- Contracts: breach of contract, disclaimers and releases, scope of contractual liability to third parties.
Along with course outlines, law school practice exams are a great tool for any law student. They not only acquaint you with the dark recesses of your professor's mind but also, more importantly, her grading methods. When utilized throughout the duration of a course, practice exams can also serve as helpful learning aids for complicated legal concepts.
Where Can I Find Law School Practice Exams?
Many law schools maintain a database of past exams for their students' use, sometimes with their library resources and sometimes on a professor's own website. However, these databases often require a student login to access. Some law schools provide practice exams for public use, such as those listed below:
- Catholic University Law School
- Gonzaga Law School
- Harvard Law School
- U.C. Hastings College of the Law
- University of Dayton School of Law
- Wake Forrest School of Law
Ideally, you'll want to use practice exams from your specific professors as these can better prepare you for their finals. However, if none are available, you can always search for practice exams from professors who teach the same class. If all else fails, there are general practice exams and sample answers available online. If you're going to invest in a bar preparation course while still in law school, like BarBri, Kaplan or Themis, many also offer practice exams and other resources while you're still in law school.
Other possible sources for practice exams, which can also give you an early taste of the bar exam, are state bar websites. The State Bar of California, for example, contains an archive of past exam questions.
Getting the Most From Law School Practice Exams
The point of a law school practice exam is to help you understand testable concepts and, possibly more important, to hone your answering skills. During your first year, you'll likely take a legal research and writing course to learn writing skills and tips, but when working on practice exams it's important to focus on the fundamentals.
Spot the issues, then whack the moles.
The key to any exam is knowing what to write about. Professors are meticulous in the words they use and there's a reason why they include certain facts in any question. When reading through a practice exam, it's always helpful to note the issues as you see them in the facts. Flag the issues in the margins, then check them off as you address them.
One of many four-letter words you'll use in law school, IRAC (which stands for Issue-Rule-Analysis-Conclusion) is the best way to structure your writing and, ultimately, the way you think. Getting into the habit of singling out issues and relevant rules, then applying them together and drawing a conclusion will pay dividends during law school and the bar exam, as well as down the road as a practicing attorney.
Just "because" is not enough.

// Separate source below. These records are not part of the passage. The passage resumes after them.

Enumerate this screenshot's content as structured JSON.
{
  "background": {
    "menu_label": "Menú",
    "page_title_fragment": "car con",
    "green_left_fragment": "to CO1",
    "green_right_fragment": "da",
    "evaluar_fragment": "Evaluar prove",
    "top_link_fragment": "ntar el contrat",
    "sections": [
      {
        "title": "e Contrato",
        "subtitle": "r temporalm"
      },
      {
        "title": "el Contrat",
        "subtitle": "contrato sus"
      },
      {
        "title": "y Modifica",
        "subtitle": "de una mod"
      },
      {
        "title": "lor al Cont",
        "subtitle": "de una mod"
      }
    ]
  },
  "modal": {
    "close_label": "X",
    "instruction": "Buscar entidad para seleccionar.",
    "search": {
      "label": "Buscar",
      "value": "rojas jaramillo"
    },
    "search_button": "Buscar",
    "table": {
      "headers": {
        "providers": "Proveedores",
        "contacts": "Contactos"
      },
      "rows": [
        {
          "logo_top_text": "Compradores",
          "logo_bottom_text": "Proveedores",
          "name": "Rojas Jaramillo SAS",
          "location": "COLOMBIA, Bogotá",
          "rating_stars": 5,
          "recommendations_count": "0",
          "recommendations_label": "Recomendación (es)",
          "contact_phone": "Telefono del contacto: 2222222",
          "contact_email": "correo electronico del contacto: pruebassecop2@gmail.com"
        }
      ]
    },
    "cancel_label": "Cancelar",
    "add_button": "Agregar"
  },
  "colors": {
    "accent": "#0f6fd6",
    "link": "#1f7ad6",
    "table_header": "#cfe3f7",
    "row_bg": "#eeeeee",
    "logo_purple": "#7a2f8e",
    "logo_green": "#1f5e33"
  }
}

One thing that can irritate law professors reading through exam answers is when students make unsupported assertions such as, "the extraterrestrial in Antarctica lacks standing to sue the federal government." One way to force yourself to support your statements is to use the word "because" at the end of an assertion like the one above. If you can't write anything after "because," then that's a good time to review the facts and reevaluate what you're arguing.
What's Next for You?
When you're going through law school, sometimes you may feel more like the tortoise than the hare. But even though it may feel like a slow process, you'll later look back as an attorney and be amazed at how quickly the time passed. There are a lot of opportunities in law school and some are not always that obvious. Keep in tune with the attorneys at FindLaw for Law Students to learn more about those opportunities and how to leverage them to your advantage.